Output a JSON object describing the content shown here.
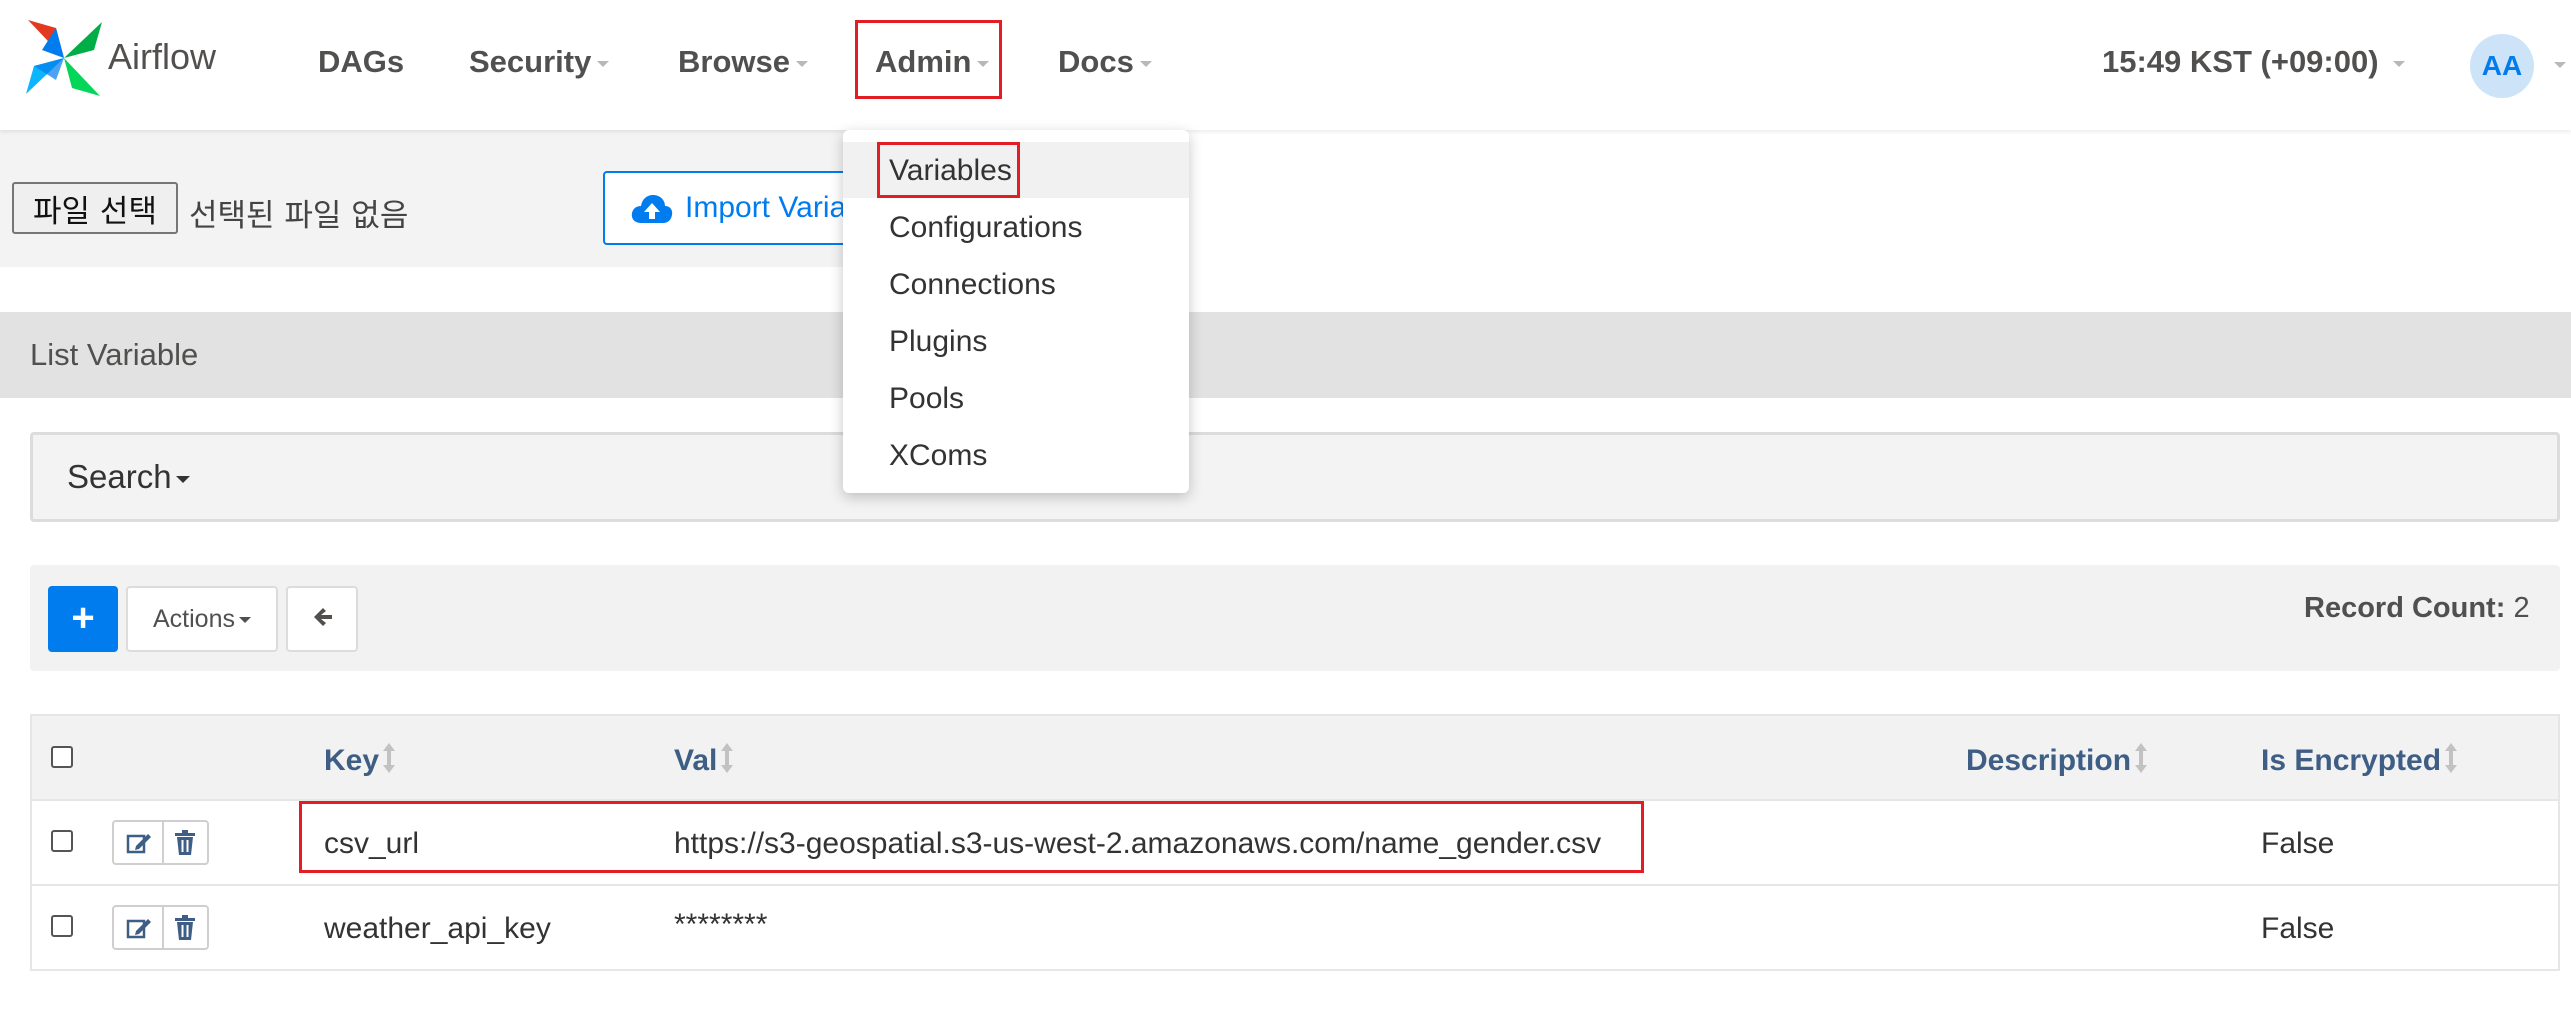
{
  "header": {
    "logo_text": "Airflow",
    "nav": {
      "dags": "DAGs",
      "security": "Security",
      "browse": "Browse",
      "admin": "Admin",
      "docs": "Docs"
    },
    "timezone": "15:49 KST (+09:00)",
    "avatar_initials": "AA"
  },
  "admin_menu": {
    "items": [
      "Variables",
      "Configurations",
      "Connections",
      "Plugins",
      "Pools",
      "XComs"
    ],
    "active_item": "Variables"
  },
  "import": {
    "file_button": "파일 선택",
    "file_status": "선택된 파일 없음",
    "import_button": "Import Variables"
  },
  "list": {
    "title": "List Variable",
    "search_label": "Search",
    "actions_label": "Actions",
    "add_label": "+",
    "record_count_label": "Record Count:",
    "record_count": "2"
  },
  "table": {
    "columns": {
      "key": "Key",
      "val": "Val",
      "description": "Description",
      "is_encrypted": "Is Encrypted"
    },
    "rows": [
      {
        "key": "csv_url",
        "val": "https://s3-geospatial.s3-us-west-2.amazonaws.com/name_gender.csv",
        "description": "",
        "is_encrypted": "False"
      },
      {
        "key": "weather_api_key",
        "val": "********",
        "description": "",
        "is_encrypted": "False"
      }
    ]
  },
  "colors": {
    "accent": "#017cee",
    "highlight_border": "#e21d24",
    "header_text": "#3e5e86"
  }
}
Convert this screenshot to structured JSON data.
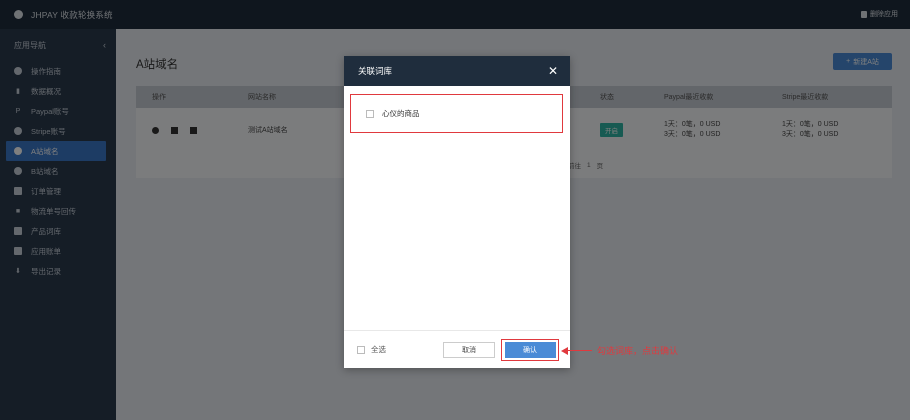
{
  "topbar": {
    "title": "JHPAY 收款轮换系统",
    "delete_app": "删除应用"
  },
  "sidebar": {
    "heading": "应用导航",
    "collapse": "‹",
    "items": [
      {
        "label": "操作指南",
        "icon": "gauge-icon"
      },
      {
        "label": "数据概况",
        "icon": "bar-chart-icon"
      },
      {
        "label": "Paypal账号",
        "icon": "paypal-icon"
      },
      {
        "label": "Stripe账号",
        "icon": "stripe-icon"
      },
      {
        "label": "A站域名",
        "icon": "globe-icon"
      },
      {
        "label": "B站域名",
        "icon": "globe-icon"
      },
      {
        "label": "订单管理",
        "icon": "list-icon"
      },
      {
        "label": "物流单号回传",
        "icon": "truck-icon"
      },
      {
        "label": "产品词库",
        "icon": "book-icon"
      },
      {
        "label": "应用账单",
        "icon": "bill-icon"
      },
      {
        "label": "导出记录",
        "icon": "download-icon"
      }
    ]
  },
  "main": {
    "page_title": "A站域名",
    "add_button": "新建A站",
    "add_button_icon": "+",
    "table": {
      "headers": [
        "操作",
        "网站名称",
        "状态",
        "Paypal最近收款",
        "Stripe最近收款"
      ],
      "rows": [
        {
          "name": "测试A站域名",
          "status": "开启",
          "paypal_1": "1天：0笔，0 USD",
          "paypal_3": "3天：0笔，0 USD",
          "stripe_1": "1天：0笔，0 USD",
          "stripe_3": "3天：0笔，0 USD"
        }
      ],
      "pager": {
        "prefix": "前往",
        "page": "1",
        "suffix": "页"
      }
    }
  },
  "modal": {
    "title": "关联词库",
    "close": "✕",
    "library_item": "心仪的商品",
    "select_all": "全选",
    "cancel": "取消",
    "confirm": "确认"
  },
  "annotation": {
    "text": "勾选词库，点击确认",
    "color": "#e0393e"
  },
  "colors": {
    "topbar": "#1f2d3d",
    "sidebar": "#2a3a4c",
    "accent": "#4a8bd6",
    "status_on": "#2fb5a5",
    "highlight": "#e0393e"
  }
}
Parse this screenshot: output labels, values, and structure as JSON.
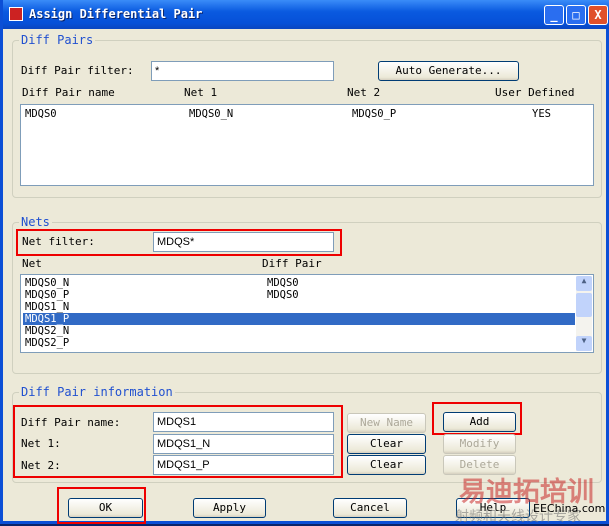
{
  "window": {
    "title": "Assign Differential Pair",
    "minimize": "_",
    "maximize": "□",
    "close": "X"
  },
  "diff_pairs": {
    "group_label": "Diff Pairs",
    "filter_label": "Diff Pair filter:",
    "filter_value": "*",
    "auto_generate": "Auto Generate...",
    "columns": [
      "Diff Pair name",
      "Net 1",
      "Net 2",
      "User Defined"
    ],
    "rows": [
      {
        "name": "MDQS0",
        "net1": "MDQS0_N",
        "net2": "MDQS0_P",
        "user_defined": "YES"
      }
    ]
  },
  "nets": {
    "group_label": "Nets",
    "filter_label": "Net filter:",
    "filter_value": "MDQS*",
    "columns": [
      "Net",
      "Diff Pair"
    ],
    "rows": [
      {
        "net": "MDQS0_N",
        "pair": "MDQS0"
      },
      {
        "net": "MDQS0_P",
        "pair": "MDQS0"
      },
      {
        "net": "MDQS1_N",
        "pair": ""
      },
      {
        "net": "MDQS1_P",
        "pair": "",
        "selected": true
      },
      {
        "net": "MDQS2_N",
        "pair": ""
      },
      {
        "net": "MDQS2_P",
        "pair": ""
      }
    ]
  },
  "info": {
    "group_label": "Diff Pair information",
    "name_label": "Diff Pair name:",
    "name_value": "MDQS1",
    "net1_label": "Net 1:",
    "net1_value": "MDQS1_N",
    "net2_label": "Net 2:",
    "net2_value": "MDQS1_P",
    "new_name": "New Name",
    "clear1": "Clear",
    "clear2": "Clear",
    "add": "Add",
    "modify": "Modify",
    "delete": "Delete"
  },
  "footer": {
    "ok": "OK",
    "apply": "Apply",
    "cancel": "Cancel",
    "help": "Help"
  },
  "watermark": {
    "brand": "易迪拓培训",
    "slogan": "射频和天线设计专家",
    "site": "EEChina.com"
  }
}
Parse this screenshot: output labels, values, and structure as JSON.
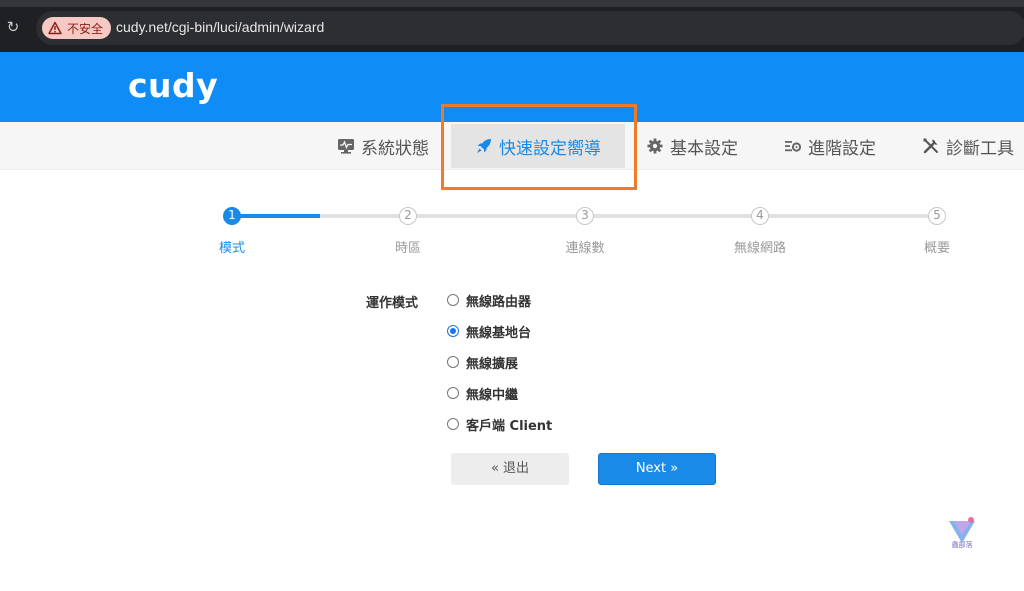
{
  "browser": {
    "security_label": "不安全",
    "url": "cudy.net/cgi-bin/luci/admin/wizard"
  },
  "brand": {
    "logo": "cudy"
  },
  "nav": {
    "items": [
      {
        "label": "系統狀態",
        "icon": "monitor-icon"
      },
      {
        "label": "快速設定嚮導",
        "icon": "rocket-icon",
        "active": true
      },
      {
        "label": "基本設定",
        "icon": "gear-icon"
      },
      {
        "label": "進階設定",
        "icon": "settings-list-icon"
      },
      {
        "label": "診斷工具",
        "icon": "tools-icon"
      }
    ]
  },
  "steps": [
    {
      "number": "1",
      "label": "模式",
      "active": true
    },
    {
      "number": "2",
      "label": "時區"
    },
    {
      "number": "3",
      "label": "連線數"
    },
    {
      "number": "4",
      "label": "無線網路"
    },
    {
      "number": "5",
      "label": "概要"
    }
  ],
  "form": {
    "mode_label": "運作模式",
    "options": [
      {
        "label": "無線路由器",
        "checked": false
      },
      {
        "label": "無線基地台",
        "checked": true
      },
      {
        "label": "無線擴展",
        "checked": false
      },
      {
        "label": "無線中繼",
        "checked": false
      },
      {
        "label": "客戶端 Client",
        "checked": false
      }
    ]
  },
  "buttons": {
    "exit_label": "« 退出",
    "next_label": "Next »"
  },
  "colors": {
    "brand_blue": "#0f8cf5",
    "accent": "#1a8ae8",
    "highlight_box": "#ee7a2a"
  },
  "watermark": {
    "text": "蟲部落"
  }
}
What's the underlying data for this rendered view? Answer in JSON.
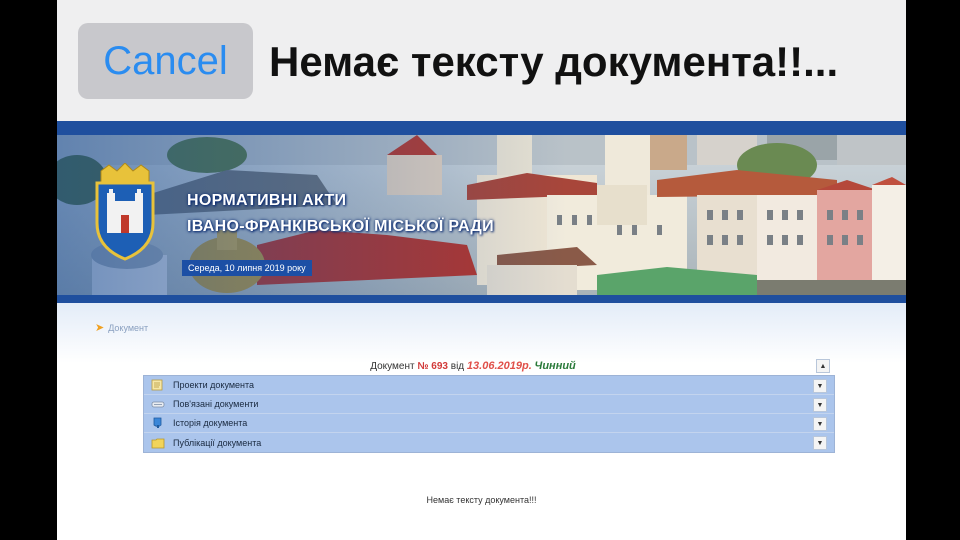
{
  "topbar": {
    "cancel_label": "Cancel",
    "title": "Немає тексту документа!!..."
  },
  "banner": {
    "title_line1": "НОРМАТИВНІ АКТИ",
    "title_line2": "ІВАНО-ФРАНКІВСЬКОЇ МІСЬКОЇ РАДИ",
    "date": "Середа, 10 липня 2019 року"
  },
  "breadcrumb": {
    "item": "Документ"
  },
  "document": {
    "prefix": "Документ",
    "number": "№ 693",
    "from": "від",
    "date": "13.06.2019р.",
    "status": "Чинний",
    "status_color": "#2a7a3a"
  },
  "panel": {
    "rows": [
      {
        "label": "Проекти документа",
        "icon": "folder-doc-icon"
      },
      {
        "label": "Пов'язані документи",
        "icon": "link-icon"
      },
      {
        "label": "Історія документа",
        "icon": "history-icon"
      },
      {
        "label": "Публікації документа",
        "icon": "publication-icon"
      }
    ]
  },
  "body": {
    "message": "Немає тексту документа!!!"
  },
  "colors": {
    "accent": "#1f4f9e",
    "cancel_text": "#2a8cf0",
    "panel_bg": "#abc5ec"
  }
}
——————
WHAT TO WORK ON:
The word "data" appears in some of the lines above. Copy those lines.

EXPECTED ANSWER:
Convert this screenshot to structured JSON data.
What's the underlying data for this rendered view? Answer in JSON.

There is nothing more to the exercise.